• PROBLEM REQUIREMENTS: Give back the lines below exactly, but do not include any pictures.

[Records contained in a dataset]

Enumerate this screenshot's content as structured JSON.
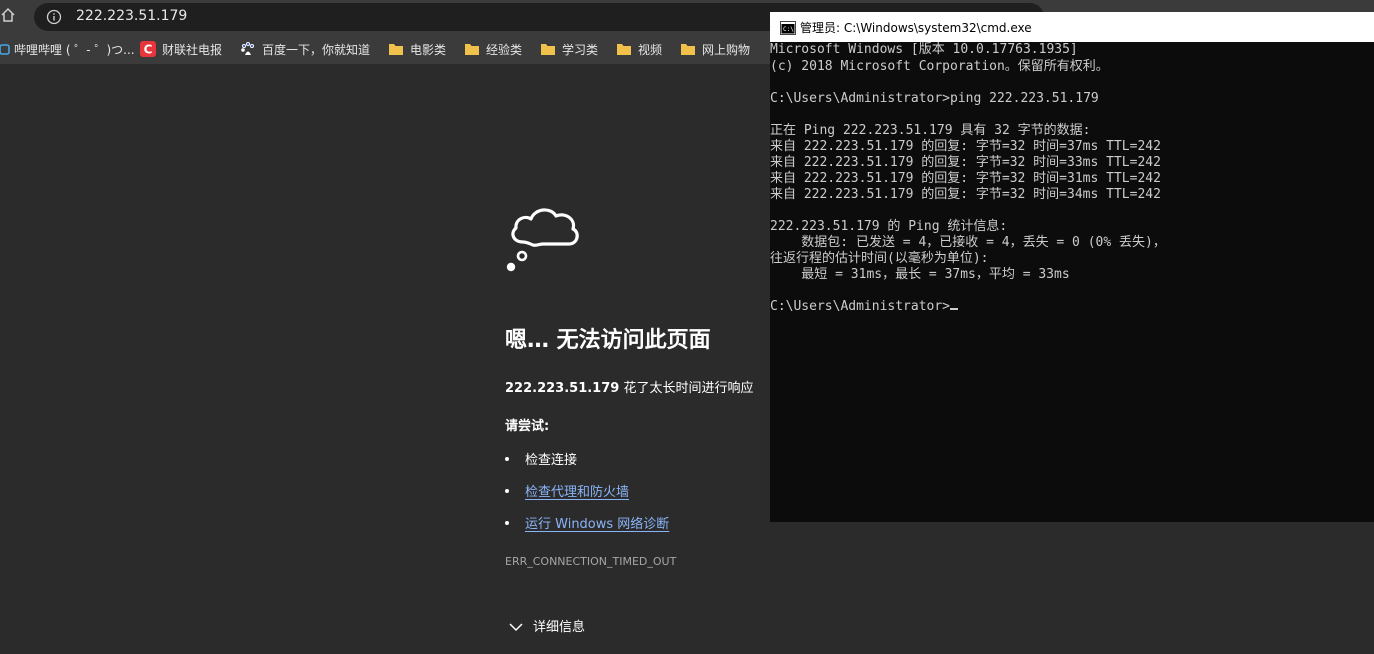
{
  "browser": {
    "url": "222.223.51.179",
    "bookmarks": [
      {
        "label": "哔哩哔哩 ( ゜- ゜)つ...",
        "icon": "bilibili-icon"
      },
      {
        "label": "财联社电报",
        "icon": "cls-icon"
      },
      {
        "label": "百度一下，你就知道",
        "icon": "baidu-icon"
      },
      {
        "label": "电影类",
        "icon": "folder-icon"
      },
      {
        "label": "经验类",
        "icon": "folder-icon"
      },
      {
        "label": "学习类",
        "icon": "folder-icon"
      },
      {
        "label": "视频",
        "icon": "folder-icon"
      },
      {
        "label": "网上购物",
        "icon": "folder-icon"
      }
    ]
  },
  "error_page": {
    "title": "嗯… 无法访问此页面",
    "host": "222.223.51.179",
    "subtitle_rest": " 花了太长时间进行响应",
    "try_label": "请尝试:",
    "suggestions": [
      "检查连接",
      "检查代理和防火墙",
      "运行 Windows 网络诊断"
    ],
    "error_code": "ERR_CONNECTION_TIMED_OUT",
    "details_label": "详细信息"
  },
  "cmd": {
    "title": "管理员: C:\\Windows\\system32\\cmd.exe",
    "lines": [
      "Microsoft Windows [版本 10.0.17763.1935]",
      "(c) 2018 Microsoft Corporation。保留所有权利。",
      "",
      "C:\\Users\\Administrator>ping 222.223.51.179",
      "",
      "正在 Ping 222.223.51.179 具有 32 字节的数据:",
      "来自 222.223.51.179 的回复: 字节=32 时间=37ms TTL=242",
      "来自 222.223.51.179 的回复: 字节=32 时间=33ms TTL=242",
      "来自 222.223.51.179 的回复: 字节=32 时间=31ms TTL=242",
      "来自 222.223.51.179 的回复: 字节=32 时间=34ms TTL=242",
      "",
      "222.223.51.179 的 Ping 统计信息:",
      "    数据包: 已发送 = 4，已接收 = 4，丢失 = 0 (0% 丢失)，",
      "往返行程的估计时间(以毫秒为单位):",
      "    最短 = 31ms，最长 = 37ms，平均 = 33ms",
      "",
      "C:\\Users\\Administrator>"
    ]
  },
  "colors": {
    "page_bg": "#2b2b2b",
    "toolbar_bg": "#3b3b3b",
    "link": "#8ab4f8",
    "console_bg": "#0c0c0c",
    "console_text": "#cccccc"
  }
}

• WRITTEN ANSWER:
Enumerate this screenshot's content as structured JSON.
{
  "browser": {
    "url": "222.223.51.179",
    "bookmarks": [
      {
        "label": "哔哩哔哩 ( ゜- ゜)つ...",
        "icon": "bilibili-icon"
      },
      {
        "label": "财联社电报",
        "icon": "cls-icon"
      },
      {
        "label": "百度一下，你就知道",
        "icon": "baidu-icon"
      },
      {
        "label": "电影类",
        "icon": "folder-icon"
      },
      {
        "label": "经验类",
        "icon": "folder-icon"
      },
      {
        "label": "学习类",
        "icon": "folder-icon"
      },
      {
        "label": "视频",
        "icon": "folder-icon"
      },
      {
        "label": "网上购物",
        "icon": "folder-icon"
      }
    ]
  },
  "error_page": {
    "title": "嗯… 无法访问此页面",
    "host": "222.223.51.179",
    "subtitle_rest": " 花了太长时间进行响应",
    "try_label": "请尝试:",
    "suggestions": [
      "检查连接",
      "检查代理和防火墙",
      "运行 Windows 网络诊断"
    ],
    "error_code": "ERR_CONNECTION_TIMED_OUT",
    "details_label": "详细信息"
  },
  "cmd": {
    "title": "管理员: C:\\Windows\\system32\\cmd.exe",
    "lines": [
      "Microsoft Windows [版本 10.0.17763.1935]",
      "(c) 2018 Microsoft Corporation。保留所有权利。",
      "",
      "C:\\Users\\Administrator>ping 222.223.51.179",
      "",
      "正在 Ping 222.223.51.179 具有 32 字节的数据:",
      "来自 222.223.51.179 的回复: 字节=32 时间=37ms TTL=242",
      "来自 222.223.51.179 的回复: 字节=32 时间=33ms TTL=242",
      "来自 222.223.51.179 的回复: 字节=32 时间=31ms TTL=242",
      "来自 222.223.51.179 的回复: 字节=32 时间=34ms TTL=242",
      "",
      "222.223.51.179 的 Ping 统计信息:",
      "    数据包: 已发送 = 4，已接收 = 4，丢失 = 0 (0% 丢失)，",
      "往返行程的估计时间(以毫秒为单位):",
      "    最短 = 31ms，最长 = 37ms，平均 = 33ms",
      "",
      "C:\\Users\\Administrator>"
    ]
  },
  "colors": {
    "page_bg": "#2b2b2b",
    "toolbar_bg": "#3b3b3b",
    "link": "#8ab4f8",
    "console_bg": "#0c0c0c",
    "console_text": "#cccccc"
  }
}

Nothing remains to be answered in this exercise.